The Sultanate of Malacca (1402 - 1511) was a Malay sultanate founded by Parameswara, a Srivijayan prince who escaped the Majapahit capture of Palembang.
In 1402, he founded a new capital, Malacca (Melaka in Malay), located at the chokepoint of the Straits of Malacca. In 1414, he converted to Islam and became the Sultan of Malacca.
The Sultanate thrived as an entrepot and became the most important port in Southeast Asia during the 15th and the early 16th century. Furthermore, Malacca was as a major player in spice trade, serving as a gateway between the Spice Islands and high-paying Eurasian markets. This is reflected by the Portuguese writer Duarte Barbosa who once wrote "He who is lord of Malacca has his hand on the throat of Venice".
One of the factors that contributed to the rise of Malacca was the monsoon winds that enabled Arab and Indian traders from the west to travel to China in the east and vice versa. At the height of its power, the Sultanate encompassed most of modern day Peninsula Malaysia, the site of modern day Singapore and a great portion of eastern Sumatra. It was also the center of Islam in the eastern sphere, where imams and "ustaz"s came to discuss religion and the like. Muslim missionaries were also sent by the Sultan to spread Islam to other communities in the Malay Archipelago, such as in Java, Borneo, and the Phillippines. Most of South East Asia at that time was Hindu.

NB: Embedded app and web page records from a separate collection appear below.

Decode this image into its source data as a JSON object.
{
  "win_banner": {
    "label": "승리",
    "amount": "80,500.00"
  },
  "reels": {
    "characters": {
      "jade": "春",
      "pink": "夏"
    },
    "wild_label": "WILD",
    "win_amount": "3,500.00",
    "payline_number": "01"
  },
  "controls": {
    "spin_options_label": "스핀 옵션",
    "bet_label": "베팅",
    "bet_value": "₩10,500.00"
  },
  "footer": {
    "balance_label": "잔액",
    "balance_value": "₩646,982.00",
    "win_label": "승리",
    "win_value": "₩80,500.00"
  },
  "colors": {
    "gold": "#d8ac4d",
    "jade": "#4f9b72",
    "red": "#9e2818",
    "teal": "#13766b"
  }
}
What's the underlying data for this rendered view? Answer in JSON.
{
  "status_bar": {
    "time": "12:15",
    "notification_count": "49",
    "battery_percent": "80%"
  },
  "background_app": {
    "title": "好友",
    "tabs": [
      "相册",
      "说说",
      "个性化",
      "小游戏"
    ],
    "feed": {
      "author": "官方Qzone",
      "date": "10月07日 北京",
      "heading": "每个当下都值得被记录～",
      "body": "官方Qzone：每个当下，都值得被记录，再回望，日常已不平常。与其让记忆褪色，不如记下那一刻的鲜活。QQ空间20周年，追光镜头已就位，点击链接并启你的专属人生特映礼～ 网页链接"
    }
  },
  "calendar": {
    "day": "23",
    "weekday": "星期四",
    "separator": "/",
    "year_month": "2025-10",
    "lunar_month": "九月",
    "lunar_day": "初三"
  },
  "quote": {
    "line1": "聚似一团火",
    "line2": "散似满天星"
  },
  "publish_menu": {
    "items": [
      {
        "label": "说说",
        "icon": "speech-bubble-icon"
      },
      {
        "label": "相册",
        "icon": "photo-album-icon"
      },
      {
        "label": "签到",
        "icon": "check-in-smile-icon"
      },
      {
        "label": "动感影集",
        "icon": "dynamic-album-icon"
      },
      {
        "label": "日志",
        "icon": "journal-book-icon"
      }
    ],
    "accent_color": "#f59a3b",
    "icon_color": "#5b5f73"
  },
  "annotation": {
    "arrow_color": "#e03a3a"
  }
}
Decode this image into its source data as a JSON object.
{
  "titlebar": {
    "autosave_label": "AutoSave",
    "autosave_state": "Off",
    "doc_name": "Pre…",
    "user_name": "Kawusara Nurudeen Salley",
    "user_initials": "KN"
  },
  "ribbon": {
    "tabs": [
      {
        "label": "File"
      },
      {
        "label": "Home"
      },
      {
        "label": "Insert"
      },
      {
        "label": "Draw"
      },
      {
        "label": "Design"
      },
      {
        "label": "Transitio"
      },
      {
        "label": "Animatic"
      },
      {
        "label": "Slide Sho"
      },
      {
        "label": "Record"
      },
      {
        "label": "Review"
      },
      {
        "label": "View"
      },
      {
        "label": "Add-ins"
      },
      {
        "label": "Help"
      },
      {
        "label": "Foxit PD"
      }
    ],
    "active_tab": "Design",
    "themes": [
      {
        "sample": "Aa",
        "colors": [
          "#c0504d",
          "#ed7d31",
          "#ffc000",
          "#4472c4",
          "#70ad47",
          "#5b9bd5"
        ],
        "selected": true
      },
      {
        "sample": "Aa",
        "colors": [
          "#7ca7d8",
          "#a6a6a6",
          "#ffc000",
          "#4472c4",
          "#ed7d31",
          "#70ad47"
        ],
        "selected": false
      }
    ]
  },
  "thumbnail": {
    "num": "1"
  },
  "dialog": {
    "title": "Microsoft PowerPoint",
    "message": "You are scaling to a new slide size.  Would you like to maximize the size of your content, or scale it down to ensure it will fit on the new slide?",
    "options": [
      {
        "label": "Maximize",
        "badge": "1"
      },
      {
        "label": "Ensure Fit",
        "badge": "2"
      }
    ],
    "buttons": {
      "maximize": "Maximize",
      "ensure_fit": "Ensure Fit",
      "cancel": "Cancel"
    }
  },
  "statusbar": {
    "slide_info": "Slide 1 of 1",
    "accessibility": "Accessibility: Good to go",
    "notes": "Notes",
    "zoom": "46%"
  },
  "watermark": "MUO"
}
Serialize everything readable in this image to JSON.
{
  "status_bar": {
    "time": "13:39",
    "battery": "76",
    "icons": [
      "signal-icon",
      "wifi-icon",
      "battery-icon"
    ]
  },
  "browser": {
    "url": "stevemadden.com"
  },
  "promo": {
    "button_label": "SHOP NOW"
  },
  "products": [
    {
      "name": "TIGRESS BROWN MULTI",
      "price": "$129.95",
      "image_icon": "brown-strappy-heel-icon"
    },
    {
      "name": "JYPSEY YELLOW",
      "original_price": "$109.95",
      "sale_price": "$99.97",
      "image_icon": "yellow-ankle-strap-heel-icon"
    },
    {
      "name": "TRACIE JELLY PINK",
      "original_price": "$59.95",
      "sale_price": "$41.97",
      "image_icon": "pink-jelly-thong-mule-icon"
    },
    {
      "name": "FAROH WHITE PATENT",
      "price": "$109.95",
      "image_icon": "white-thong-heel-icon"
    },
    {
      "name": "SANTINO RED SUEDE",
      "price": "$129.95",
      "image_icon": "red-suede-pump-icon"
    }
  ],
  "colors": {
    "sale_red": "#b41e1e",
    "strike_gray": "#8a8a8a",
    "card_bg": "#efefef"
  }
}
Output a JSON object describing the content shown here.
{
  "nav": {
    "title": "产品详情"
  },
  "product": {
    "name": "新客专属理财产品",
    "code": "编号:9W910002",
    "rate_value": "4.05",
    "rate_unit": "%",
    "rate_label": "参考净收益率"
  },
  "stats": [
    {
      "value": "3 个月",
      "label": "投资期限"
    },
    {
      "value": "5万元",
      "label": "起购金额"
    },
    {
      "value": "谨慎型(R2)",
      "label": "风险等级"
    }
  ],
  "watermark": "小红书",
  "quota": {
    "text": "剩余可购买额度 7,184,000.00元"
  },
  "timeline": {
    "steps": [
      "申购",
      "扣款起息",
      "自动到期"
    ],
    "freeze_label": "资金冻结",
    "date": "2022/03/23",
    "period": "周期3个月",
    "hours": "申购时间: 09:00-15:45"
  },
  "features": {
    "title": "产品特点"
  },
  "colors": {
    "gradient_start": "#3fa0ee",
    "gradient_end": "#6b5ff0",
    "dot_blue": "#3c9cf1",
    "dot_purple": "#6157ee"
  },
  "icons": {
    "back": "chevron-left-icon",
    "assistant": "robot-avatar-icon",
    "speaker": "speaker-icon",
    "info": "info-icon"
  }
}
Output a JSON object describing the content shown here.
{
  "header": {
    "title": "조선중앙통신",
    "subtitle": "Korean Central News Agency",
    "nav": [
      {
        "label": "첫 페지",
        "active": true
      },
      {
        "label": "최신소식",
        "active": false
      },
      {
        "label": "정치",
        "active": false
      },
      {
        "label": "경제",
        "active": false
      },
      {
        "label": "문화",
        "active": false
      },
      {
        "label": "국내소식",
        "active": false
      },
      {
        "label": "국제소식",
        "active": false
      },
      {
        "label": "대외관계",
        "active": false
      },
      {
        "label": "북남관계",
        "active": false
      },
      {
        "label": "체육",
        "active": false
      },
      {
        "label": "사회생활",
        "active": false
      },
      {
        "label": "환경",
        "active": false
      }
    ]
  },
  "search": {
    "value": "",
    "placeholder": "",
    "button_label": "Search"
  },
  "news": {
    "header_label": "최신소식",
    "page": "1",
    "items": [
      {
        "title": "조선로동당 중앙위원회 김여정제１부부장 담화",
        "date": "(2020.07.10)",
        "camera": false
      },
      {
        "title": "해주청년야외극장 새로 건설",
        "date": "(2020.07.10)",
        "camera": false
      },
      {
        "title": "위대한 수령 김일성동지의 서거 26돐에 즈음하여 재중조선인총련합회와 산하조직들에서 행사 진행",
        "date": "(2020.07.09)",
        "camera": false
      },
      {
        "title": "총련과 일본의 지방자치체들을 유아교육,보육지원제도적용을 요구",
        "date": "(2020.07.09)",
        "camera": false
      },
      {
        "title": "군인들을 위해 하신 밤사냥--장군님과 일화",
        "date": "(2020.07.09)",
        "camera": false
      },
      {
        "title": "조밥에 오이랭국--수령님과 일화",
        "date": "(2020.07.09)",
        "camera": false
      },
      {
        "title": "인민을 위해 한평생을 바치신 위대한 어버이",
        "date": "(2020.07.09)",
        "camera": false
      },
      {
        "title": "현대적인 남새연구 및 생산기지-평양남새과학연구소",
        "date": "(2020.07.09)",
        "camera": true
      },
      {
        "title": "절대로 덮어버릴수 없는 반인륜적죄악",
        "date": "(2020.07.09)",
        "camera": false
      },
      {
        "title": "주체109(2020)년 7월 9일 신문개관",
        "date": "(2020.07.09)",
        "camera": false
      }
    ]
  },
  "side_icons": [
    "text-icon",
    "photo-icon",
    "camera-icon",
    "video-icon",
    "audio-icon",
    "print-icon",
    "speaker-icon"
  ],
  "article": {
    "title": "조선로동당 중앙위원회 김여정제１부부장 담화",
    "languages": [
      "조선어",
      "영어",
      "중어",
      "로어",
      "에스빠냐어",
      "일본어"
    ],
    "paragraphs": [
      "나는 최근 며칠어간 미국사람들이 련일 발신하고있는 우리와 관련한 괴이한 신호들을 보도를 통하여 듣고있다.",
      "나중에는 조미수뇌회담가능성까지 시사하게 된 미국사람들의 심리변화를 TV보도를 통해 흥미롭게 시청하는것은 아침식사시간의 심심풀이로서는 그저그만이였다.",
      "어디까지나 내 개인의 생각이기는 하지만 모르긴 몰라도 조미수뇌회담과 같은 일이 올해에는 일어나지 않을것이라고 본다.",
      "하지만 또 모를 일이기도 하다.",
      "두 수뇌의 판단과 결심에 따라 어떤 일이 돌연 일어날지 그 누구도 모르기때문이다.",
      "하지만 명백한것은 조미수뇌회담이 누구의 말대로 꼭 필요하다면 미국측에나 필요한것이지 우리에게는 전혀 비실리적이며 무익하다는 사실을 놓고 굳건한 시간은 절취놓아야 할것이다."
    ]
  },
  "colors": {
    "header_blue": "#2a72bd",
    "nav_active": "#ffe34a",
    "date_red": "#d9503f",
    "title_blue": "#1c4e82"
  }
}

The Sultanate's most important regional rivals were Siam in the north and the declining Majapahit Empire in the south. Majapahit was not able to control or effectively compete with Malacca within the archipelago, and came to an end during the later 15th century. Siam on the other hand attacked Malacca three times, but all attacks were repelled. At the same time, Malacca had a good relationship with China. One of the Malaccan Sultans even married a Chinese princess named Hang Li Po , although it's probably a myth. This friendly relationship with China helped deter Siam from further threatening Malacca.
It was in 1509, during the reign of the last Sultan of Malacca, Sultan Mahmud Shah that the Portuguese became the first European power to reach Malacca and Southeast Asia in general. The Portuguese delegation was led by Admiral Lopez de Sequira . Trouble however ensued immediately after the general feeling of rivalry between Islam and Christianity was invoked by a few groups in the Sultan's court. Soon, the Portuguese fleet was attacked by the Malacca and was forced to flee.
In 1511, a larger Portuguese fleet from Cochin, India led by Viceroy Alfonso d'Albuquerque came back to Malacca. The Viceroy made a few demands but all were refused by the Sultan. As a result, conflict was unavoidable. On August 24, Malacca fell after 40 days and Sultan Mahmud Shah fled to Kampar in Sumatra, and later died there. His son Muzaffar was invited by the people in the north of the peninsula to become their ruler, establishing the Sultanate of Perak. Meanwhile Mahmud's other son Alauddin went on to become the successor of his father and made a new capital in the south, Johore, and the Sultanate of Malacca became the Sultanate of Johore.
Malacca was later conquered by the Dutch 1641. Through the Anglo-Dutch Treaty of 1824, Malacca became a colony of the United Kingdom. In 1957, Malacca joined other Malay states to form Malaya and in 1963, together with Sarawak, Sabah and Singapore formed Malaysia.
Last updated: 09-12-2005 02:39:13